▶ **Source data**
★ ★ ★

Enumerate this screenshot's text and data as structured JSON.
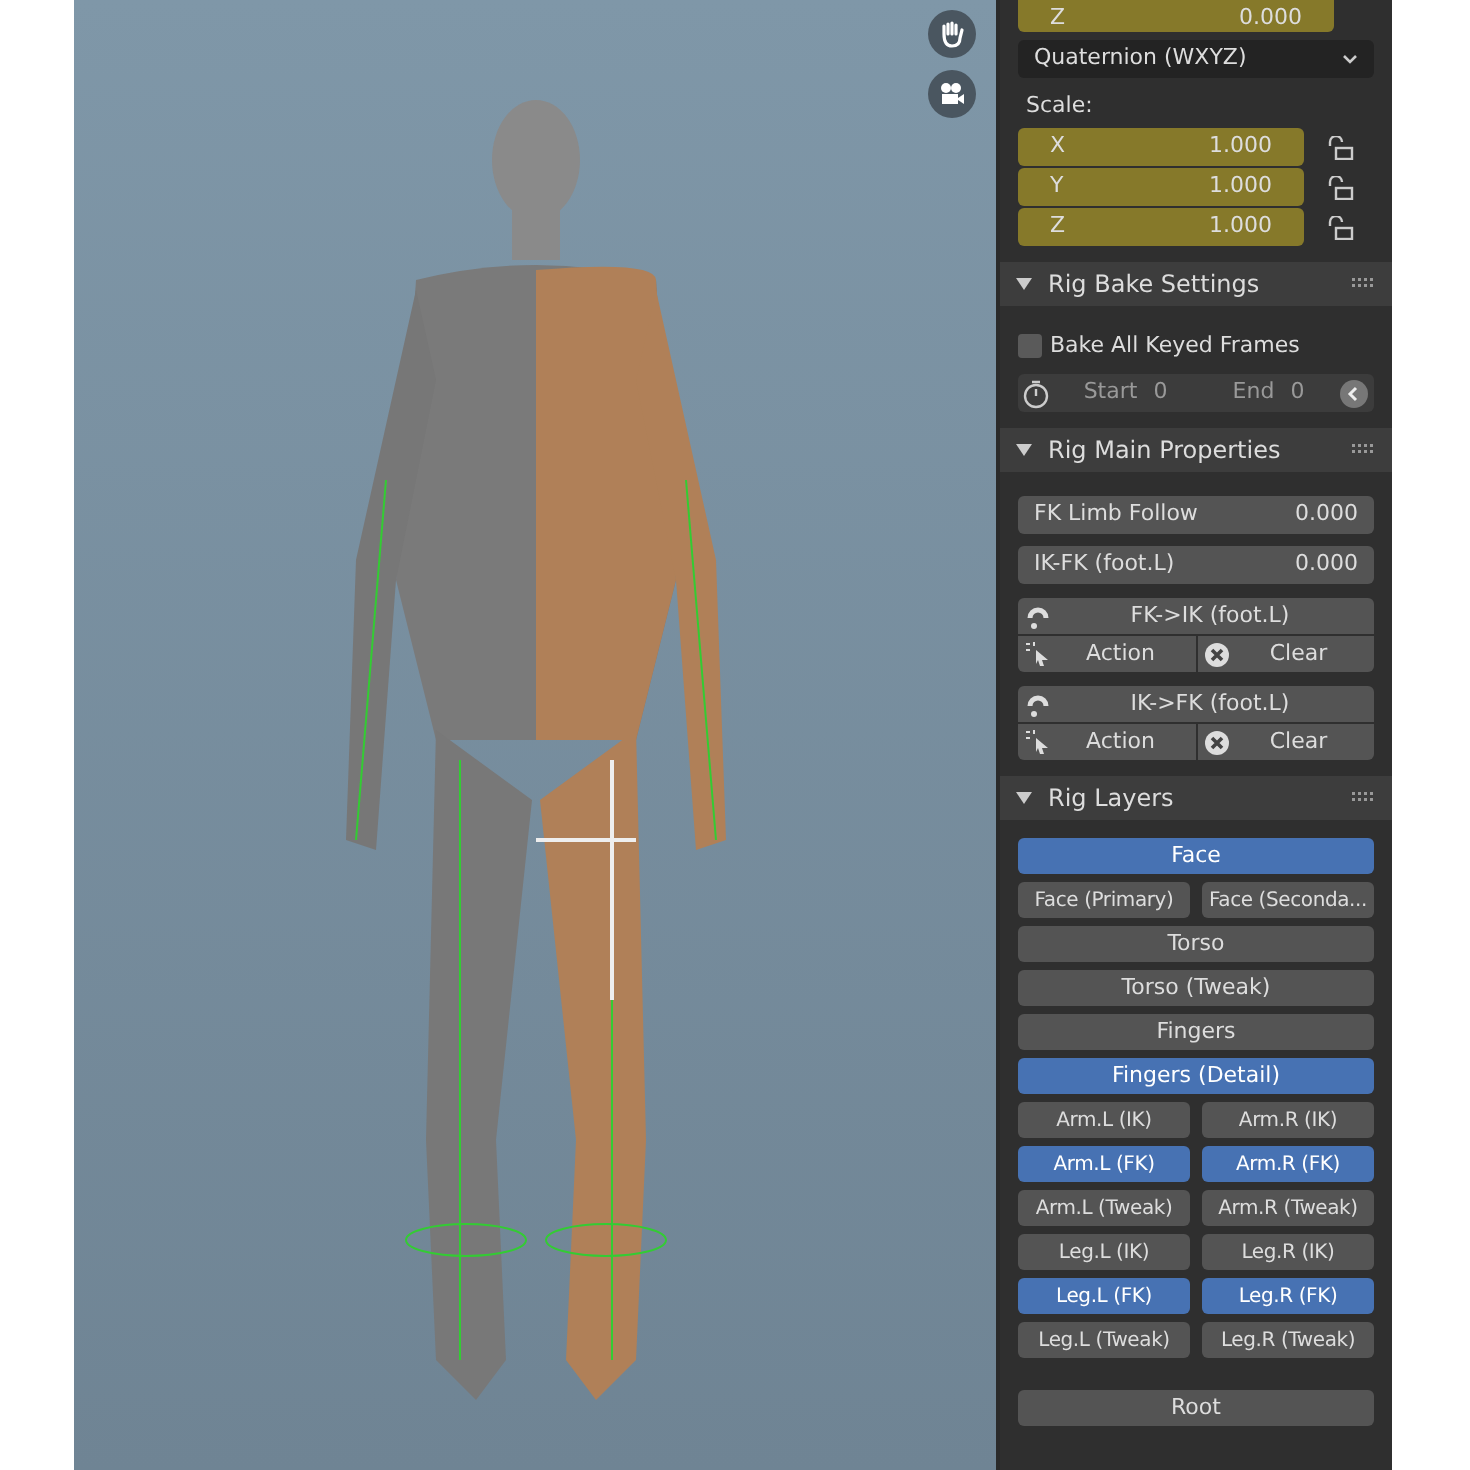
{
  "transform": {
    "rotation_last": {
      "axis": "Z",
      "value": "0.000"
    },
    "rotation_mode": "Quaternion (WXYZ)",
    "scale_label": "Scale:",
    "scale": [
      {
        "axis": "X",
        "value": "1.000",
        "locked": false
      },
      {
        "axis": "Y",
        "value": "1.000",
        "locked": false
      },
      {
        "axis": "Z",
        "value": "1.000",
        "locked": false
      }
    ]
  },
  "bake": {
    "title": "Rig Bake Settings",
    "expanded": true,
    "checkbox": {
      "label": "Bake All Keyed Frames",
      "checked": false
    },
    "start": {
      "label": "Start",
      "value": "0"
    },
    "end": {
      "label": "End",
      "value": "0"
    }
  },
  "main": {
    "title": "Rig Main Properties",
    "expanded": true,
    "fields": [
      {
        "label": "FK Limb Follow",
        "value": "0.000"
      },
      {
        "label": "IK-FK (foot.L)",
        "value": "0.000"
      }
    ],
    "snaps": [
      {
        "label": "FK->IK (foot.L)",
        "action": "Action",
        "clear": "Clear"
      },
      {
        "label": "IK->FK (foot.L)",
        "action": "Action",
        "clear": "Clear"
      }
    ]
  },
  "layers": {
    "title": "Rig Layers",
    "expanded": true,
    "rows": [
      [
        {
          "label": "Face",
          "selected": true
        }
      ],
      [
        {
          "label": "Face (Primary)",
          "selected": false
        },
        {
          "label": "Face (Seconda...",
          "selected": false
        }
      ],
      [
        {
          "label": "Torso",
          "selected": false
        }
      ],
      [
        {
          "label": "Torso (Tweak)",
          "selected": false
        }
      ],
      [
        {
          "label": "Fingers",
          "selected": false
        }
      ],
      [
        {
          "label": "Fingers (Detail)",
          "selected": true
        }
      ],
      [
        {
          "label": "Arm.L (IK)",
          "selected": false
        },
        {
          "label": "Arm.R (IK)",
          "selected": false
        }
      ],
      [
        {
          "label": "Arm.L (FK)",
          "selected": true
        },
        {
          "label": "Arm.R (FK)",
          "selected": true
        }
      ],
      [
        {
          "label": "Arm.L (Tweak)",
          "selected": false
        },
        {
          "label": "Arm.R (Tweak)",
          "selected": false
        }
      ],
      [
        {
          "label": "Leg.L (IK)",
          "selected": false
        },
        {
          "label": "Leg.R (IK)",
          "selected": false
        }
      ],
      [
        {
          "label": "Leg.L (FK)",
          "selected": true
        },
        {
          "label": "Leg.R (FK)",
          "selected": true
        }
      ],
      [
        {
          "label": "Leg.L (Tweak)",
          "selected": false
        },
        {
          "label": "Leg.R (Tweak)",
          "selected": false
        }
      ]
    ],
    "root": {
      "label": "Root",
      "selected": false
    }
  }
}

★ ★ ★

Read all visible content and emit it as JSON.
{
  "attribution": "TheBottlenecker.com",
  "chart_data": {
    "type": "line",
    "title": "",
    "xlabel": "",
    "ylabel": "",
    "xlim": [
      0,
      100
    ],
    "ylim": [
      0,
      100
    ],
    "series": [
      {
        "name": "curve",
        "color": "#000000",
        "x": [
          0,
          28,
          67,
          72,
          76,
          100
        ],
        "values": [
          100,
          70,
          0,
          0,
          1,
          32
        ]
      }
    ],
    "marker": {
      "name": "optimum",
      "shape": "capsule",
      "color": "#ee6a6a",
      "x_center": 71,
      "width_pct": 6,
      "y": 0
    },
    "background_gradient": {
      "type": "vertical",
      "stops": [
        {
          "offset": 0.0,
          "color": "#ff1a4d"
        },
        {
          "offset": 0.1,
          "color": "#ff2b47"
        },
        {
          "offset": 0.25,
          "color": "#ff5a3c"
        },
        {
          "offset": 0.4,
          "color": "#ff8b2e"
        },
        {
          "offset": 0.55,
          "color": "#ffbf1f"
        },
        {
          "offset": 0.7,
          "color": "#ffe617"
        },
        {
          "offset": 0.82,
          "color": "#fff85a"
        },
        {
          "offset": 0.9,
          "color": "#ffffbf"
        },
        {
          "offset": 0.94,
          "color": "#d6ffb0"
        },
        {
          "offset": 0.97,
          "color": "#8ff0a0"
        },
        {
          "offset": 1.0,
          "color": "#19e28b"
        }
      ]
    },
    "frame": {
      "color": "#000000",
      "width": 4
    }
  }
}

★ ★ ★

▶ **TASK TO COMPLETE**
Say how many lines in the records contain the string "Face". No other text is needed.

▶ **WRITTEN ANSWER**
3